The only member of the bullpen who pitched a scoreless inning was Tony Watson, and he gave up a 450-foot foul ball. The bullpen had been a major strength until Monday, and now they can’t get anyone out. It’s a little weird that everyone became bad at the same time. I don’t know if they’re all still gassed from Washington or if they made a pact out of solidarity to Cory Gearrin, but they have not instilled the same amount of confidence they once did.

Mark Melancon gave up the second lead on a single by Justin Bour. The Giants’ plan with Bour was to attack him inside. That’s how Suarez struck him out in the middle of his rocky fourth. Melancon threw him a cutter in on the hands, but Bour turned on it. Bour didn’t hit it especially hard—just 77 MPH—but he took a balanced swing at it. Melancon’s given up a run in two of his last three outings, and he hasn’t struck anyone out in that time. Out of the 12 pitches he threw tonight, he got just one swing and miss.

Sam Dyson gave up another run after giving up a home run on Monday night. This was only partially his fault. He couldn’t throw anything close to Brian Anderson and giving up a lead-off walk is never good. It’s not his fault Nick Hundley couldn’t catch a slider or that Will Smith couldn’t get a fastball by Justin Bour. That’s not to absolve Dyson; it’s to ensure Smith and Hundley get their share of the blame.

Reyes Moronta gave up a bloop single and then couldn’t throw a strike to a guy trying to bunt. That left Hunter Strickland in a nigh-impossible situation: two one, nobody out. I’m just glad he didn’t walk in the winning run.


Mac Williamson sat tonight for the second game in a row. This time, Austin Jackson took his place. When I wrote in my recap after Monday night’s game that maybe Williamson was due for a day off, I didn’t want him to get outright benched.
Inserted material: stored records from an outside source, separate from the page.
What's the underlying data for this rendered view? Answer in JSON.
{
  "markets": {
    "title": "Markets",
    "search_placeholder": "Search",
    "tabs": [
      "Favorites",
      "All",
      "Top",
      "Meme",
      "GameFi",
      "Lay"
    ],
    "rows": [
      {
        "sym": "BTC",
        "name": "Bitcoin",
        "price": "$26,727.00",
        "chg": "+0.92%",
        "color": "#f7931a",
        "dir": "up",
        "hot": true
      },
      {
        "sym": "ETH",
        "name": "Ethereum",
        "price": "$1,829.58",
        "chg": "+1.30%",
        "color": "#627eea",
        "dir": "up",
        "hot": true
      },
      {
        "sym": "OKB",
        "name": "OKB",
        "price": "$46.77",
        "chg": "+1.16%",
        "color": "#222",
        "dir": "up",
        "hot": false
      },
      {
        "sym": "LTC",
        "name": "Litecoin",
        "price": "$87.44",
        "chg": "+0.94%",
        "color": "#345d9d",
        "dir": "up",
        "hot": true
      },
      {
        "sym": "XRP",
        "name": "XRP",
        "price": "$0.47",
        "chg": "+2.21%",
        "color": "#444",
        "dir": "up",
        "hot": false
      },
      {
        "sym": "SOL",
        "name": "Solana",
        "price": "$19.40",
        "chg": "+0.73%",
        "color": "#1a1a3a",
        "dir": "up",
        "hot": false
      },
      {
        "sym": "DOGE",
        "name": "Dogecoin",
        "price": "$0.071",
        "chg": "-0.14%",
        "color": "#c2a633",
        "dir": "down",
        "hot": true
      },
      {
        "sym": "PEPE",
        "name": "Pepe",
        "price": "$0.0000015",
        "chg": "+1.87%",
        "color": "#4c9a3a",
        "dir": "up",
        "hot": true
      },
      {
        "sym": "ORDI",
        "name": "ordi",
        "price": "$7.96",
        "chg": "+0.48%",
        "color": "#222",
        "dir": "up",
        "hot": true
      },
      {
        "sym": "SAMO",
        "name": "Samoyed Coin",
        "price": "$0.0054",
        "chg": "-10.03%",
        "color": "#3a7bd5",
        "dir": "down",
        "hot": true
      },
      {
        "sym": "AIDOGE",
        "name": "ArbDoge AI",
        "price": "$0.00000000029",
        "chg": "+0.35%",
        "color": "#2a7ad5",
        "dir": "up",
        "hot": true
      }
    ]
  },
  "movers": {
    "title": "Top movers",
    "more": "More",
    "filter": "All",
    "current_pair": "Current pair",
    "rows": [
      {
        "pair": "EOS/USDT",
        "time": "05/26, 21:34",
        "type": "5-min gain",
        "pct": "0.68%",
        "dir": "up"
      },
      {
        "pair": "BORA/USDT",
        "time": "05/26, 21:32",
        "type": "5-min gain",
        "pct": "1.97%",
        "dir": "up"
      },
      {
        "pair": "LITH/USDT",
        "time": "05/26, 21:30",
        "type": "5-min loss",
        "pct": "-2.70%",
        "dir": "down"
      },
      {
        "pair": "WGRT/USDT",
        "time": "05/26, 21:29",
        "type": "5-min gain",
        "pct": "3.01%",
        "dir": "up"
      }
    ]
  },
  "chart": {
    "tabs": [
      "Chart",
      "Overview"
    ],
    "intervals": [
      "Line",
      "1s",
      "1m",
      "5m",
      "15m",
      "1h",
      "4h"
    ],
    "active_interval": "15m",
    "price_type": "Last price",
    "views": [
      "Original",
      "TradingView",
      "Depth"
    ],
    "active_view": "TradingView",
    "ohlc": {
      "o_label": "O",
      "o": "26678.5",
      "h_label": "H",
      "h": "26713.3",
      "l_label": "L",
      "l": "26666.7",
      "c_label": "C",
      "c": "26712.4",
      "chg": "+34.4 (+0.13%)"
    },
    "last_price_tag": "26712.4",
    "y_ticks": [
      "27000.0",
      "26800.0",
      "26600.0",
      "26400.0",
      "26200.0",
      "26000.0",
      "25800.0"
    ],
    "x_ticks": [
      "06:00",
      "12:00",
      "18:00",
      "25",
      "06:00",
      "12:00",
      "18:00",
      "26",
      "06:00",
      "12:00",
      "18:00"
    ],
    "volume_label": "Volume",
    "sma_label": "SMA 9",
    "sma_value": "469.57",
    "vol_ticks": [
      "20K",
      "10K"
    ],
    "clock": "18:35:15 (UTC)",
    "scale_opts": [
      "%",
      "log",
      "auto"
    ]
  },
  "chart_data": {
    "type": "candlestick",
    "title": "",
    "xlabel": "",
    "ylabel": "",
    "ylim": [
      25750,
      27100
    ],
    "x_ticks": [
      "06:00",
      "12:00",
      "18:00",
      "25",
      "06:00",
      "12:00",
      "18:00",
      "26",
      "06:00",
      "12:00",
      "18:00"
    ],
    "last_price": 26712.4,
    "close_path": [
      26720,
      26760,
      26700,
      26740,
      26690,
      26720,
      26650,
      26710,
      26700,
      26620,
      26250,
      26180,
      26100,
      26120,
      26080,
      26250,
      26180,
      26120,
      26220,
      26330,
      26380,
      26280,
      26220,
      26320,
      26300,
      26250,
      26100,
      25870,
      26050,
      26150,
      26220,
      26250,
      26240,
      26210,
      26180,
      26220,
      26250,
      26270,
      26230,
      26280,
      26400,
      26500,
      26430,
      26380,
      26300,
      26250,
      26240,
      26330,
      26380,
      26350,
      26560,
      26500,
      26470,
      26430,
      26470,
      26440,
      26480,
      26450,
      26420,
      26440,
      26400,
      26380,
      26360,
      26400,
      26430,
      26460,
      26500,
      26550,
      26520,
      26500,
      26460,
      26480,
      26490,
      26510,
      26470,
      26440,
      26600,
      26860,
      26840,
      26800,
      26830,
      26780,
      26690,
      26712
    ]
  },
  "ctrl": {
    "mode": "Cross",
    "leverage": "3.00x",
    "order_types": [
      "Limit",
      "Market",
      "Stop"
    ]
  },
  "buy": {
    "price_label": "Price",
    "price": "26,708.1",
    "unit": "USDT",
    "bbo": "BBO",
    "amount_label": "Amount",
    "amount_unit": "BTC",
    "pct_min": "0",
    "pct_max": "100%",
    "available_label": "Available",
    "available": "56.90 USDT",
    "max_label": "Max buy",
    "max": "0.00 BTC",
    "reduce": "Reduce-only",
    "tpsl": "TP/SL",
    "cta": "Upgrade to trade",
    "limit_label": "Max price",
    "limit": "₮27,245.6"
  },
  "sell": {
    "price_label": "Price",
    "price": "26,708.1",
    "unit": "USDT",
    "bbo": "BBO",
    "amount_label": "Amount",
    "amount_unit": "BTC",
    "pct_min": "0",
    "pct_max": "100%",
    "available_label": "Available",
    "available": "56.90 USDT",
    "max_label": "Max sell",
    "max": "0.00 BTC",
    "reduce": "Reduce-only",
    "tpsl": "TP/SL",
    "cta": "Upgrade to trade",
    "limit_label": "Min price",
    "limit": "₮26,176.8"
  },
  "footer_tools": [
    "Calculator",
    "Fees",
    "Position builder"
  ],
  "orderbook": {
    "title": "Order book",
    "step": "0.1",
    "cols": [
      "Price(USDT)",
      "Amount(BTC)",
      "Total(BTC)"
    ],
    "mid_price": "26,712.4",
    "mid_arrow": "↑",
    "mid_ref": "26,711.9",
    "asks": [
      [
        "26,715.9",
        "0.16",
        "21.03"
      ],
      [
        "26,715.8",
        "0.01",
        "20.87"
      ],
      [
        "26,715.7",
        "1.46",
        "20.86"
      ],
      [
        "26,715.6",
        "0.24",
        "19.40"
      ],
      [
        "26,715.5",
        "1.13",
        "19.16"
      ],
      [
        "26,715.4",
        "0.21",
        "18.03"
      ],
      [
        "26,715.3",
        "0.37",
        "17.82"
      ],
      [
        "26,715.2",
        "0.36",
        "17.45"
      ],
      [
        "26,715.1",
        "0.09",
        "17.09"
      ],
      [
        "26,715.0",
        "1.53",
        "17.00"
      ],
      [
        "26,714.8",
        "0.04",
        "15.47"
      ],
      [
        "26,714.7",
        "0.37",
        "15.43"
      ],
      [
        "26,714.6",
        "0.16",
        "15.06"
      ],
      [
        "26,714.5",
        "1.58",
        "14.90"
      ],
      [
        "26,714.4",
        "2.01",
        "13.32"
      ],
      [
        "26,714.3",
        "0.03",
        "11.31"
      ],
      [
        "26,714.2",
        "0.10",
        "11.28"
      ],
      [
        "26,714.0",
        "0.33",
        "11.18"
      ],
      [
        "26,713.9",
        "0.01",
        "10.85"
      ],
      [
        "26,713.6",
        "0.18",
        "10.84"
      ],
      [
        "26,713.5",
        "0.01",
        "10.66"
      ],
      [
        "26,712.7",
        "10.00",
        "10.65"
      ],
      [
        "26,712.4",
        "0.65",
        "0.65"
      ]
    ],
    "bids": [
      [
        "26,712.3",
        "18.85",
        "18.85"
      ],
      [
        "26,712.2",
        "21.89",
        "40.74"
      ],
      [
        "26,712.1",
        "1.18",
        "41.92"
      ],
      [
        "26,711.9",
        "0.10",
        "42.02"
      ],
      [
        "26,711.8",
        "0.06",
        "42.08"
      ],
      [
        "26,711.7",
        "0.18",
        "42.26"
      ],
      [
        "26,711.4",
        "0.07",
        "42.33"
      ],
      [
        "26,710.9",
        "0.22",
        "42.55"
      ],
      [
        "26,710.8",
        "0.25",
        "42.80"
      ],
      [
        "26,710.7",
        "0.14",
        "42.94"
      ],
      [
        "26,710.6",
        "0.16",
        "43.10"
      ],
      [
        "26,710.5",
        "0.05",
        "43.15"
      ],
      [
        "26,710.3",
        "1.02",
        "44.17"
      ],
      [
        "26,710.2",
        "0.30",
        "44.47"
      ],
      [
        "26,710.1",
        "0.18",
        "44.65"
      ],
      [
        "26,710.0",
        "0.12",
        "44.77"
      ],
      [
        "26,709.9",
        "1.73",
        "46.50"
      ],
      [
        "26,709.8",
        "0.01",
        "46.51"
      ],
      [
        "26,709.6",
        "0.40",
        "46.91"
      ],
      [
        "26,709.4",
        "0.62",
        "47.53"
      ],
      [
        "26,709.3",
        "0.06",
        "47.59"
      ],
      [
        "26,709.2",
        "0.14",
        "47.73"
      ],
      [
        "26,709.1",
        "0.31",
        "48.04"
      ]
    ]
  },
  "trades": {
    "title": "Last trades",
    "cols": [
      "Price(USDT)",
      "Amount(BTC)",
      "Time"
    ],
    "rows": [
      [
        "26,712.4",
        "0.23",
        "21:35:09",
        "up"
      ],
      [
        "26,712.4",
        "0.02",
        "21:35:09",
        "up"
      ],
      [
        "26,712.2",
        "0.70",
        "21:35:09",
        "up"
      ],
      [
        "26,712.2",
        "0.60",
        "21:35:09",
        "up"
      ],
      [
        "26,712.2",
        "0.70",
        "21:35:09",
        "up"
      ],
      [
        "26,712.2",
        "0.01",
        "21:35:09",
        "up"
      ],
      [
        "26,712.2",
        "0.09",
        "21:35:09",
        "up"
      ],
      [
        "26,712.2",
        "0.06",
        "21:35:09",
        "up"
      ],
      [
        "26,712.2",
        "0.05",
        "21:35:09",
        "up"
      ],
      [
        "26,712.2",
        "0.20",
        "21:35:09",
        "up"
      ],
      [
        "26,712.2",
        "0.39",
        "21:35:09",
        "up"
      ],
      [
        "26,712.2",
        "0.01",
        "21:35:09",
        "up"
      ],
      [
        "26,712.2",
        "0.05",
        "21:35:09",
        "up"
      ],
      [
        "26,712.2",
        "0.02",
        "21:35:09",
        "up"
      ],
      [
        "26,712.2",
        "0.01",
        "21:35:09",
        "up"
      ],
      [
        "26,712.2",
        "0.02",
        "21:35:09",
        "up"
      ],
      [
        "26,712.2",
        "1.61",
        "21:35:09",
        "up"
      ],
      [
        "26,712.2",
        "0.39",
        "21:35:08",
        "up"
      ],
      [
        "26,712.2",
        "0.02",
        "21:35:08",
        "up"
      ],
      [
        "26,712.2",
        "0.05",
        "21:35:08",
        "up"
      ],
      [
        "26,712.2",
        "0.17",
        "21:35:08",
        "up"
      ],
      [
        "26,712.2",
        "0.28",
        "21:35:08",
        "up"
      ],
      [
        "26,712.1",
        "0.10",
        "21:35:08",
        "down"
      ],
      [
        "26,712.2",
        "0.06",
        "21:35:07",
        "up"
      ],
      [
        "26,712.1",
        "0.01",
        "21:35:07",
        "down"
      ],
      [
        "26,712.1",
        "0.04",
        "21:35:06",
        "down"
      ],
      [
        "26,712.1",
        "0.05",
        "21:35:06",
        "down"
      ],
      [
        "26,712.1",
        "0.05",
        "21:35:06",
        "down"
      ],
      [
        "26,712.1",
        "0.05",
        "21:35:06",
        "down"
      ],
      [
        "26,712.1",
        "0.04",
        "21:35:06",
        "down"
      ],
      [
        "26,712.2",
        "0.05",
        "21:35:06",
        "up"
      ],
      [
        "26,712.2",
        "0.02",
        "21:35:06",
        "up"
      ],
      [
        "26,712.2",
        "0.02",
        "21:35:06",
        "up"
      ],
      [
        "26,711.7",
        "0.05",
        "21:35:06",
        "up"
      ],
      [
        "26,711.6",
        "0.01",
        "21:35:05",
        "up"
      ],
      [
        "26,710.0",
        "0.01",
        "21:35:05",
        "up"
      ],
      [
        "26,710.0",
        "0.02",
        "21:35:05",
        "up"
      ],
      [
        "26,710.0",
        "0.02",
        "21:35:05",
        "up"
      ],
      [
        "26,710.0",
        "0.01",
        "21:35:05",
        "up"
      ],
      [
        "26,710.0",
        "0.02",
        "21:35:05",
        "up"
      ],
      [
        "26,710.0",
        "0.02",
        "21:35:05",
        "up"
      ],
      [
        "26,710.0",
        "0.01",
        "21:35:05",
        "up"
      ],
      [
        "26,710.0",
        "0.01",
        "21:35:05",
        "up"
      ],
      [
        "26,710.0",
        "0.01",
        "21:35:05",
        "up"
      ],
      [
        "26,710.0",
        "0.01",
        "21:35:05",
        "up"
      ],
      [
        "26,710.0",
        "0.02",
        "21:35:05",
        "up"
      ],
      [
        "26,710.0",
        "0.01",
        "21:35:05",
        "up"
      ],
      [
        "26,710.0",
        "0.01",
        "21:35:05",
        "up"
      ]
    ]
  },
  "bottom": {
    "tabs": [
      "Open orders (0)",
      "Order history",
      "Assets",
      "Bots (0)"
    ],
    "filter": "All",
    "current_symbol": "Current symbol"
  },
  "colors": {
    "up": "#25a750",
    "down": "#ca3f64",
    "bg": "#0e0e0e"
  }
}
I’m a little worried that Jackson’s timely hitting tonight will take another start from Williamson.

Though if someone is going to take time from Williamson, better Jackson than Hunter Pence. Over the last 30 days, Jackson is hitting .289/.341/.368. That’s not great, but it’s not terrible either. In fact, it’s perfectly average going by his 100 wRC+. Jackson needs playing time to get things going, too.

Pence, on the other hand, still looks lost at the plate, and Pence got a pinch-hit appearance tonight over Williamson. It feels gross writing that Pence shouldn’t be playing for all the obvious reasons, but he hasn’t shown anything to be optimistic about.


It’s up to Dereck Rodriguez to help the Giants avoid the sweep and avoid using the bullpen.